Exercise brief
Print the data in full, exactly as it reads.

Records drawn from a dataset
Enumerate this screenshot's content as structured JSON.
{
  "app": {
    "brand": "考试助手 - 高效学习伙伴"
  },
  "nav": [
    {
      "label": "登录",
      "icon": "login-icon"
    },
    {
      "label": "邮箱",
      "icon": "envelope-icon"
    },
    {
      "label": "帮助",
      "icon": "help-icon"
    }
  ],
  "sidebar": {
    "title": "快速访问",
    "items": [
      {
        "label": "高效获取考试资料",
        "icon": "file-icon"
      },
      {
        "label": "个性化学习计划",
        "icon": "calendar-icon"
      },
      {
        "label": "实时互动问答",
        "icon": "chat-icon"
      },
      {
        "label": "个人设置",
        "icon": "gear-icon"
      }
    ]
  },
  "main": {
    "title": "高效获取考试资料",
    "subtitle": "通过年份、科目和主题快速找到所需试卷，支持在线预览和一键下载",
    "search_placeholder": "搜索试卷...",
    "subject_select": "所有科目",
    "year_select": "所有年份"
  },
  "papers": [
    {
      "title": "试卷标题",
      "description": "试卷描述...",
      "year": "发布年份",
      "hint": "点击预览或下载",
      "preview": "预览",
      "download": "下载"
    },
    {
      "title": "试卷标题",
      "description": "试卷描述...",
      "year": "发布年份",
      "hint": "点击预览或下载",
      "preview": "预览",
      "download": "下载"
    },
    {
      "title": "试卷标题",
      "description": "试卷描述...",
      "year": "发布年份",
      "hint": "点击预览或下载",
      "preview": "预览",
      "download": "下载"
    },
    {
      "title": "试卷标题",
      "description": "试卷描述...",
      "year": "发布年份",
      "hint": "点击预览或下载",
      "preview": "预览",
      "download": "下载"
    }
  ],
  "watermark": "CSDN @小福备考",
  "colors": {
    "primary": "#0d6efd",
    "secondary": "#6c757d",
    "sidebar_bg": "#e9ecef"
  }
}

Solution to the exercise
Enumerate this screenshot's content as structured JSON.
{
  "app": {
    "brand": "考试助手 - 高效学习伙伴"
  },
  "nav": [
    {
      "label": "登录",
      "icon": "login-icon"
    },
    {
      "label": "邮箱",
      "icon": "envelope-icon"
    },
    {
      "label": "帮助",
      "icon": "help-icon"
    }
  ],
  "sidebar": {
    "title": "快速访问",
    "items": [
      {
        "label": "高效获取考试资料",
        "icon": "file-icon"
      },
      {
        "label": "个性化学习计划",
        "icon": "calendar-icon"
      },
      {
        "label": "实时互动问答",
        "icon": "chat-icon"
      },
      {
        "label": "个人设置",
        "icon": "gear-icon"
      }
    ]
  },
  "main": {
    "title": "高效获取考试资料",
    "subtitle": "通过年份、科目和主题快速找到所需试卷，支持在线预览和一键下载",
    "search_placeholder": "搜索试卷...",
    "subject_select": "所有科目",
    "year_select": "所有年份"
  },
  "papers": [
    {
      "title": "试卷标题",
      "description": "试卷描述...",
      "year": "发布年份",
      "hint": "点击预览或下载",
      "preview": "预览",
      "download": "下载"
    },
    {
      "title": "试卷标题",
      "description": "试卷描述...",
      "year": "发布年份",
      "hint": "点击预览或下载",
      "preview": "预览",
      "download": "下载"
    },
    {
      "title": "试卷标题",
      "description": "试卷描述...",
      "year": "发布年份",
      "hint": "点击预览或下载",
      "preview": "预览",
      "download": "下载"
    },
    {
      "title": "试卷标题",
      "description": "试卷描述...",
      "year": "发布年份",
      "hint": "点击预览或下载",
      "preview": "预览",
      "download": "下载"
    }
  ],
  "watermark": "CSDN @小福备考",
  "colors": {
    "primary": "#0d6efd",
    "secondary": "#6c757d",
    "sidebar_bg": "#e9ecef"
  }
}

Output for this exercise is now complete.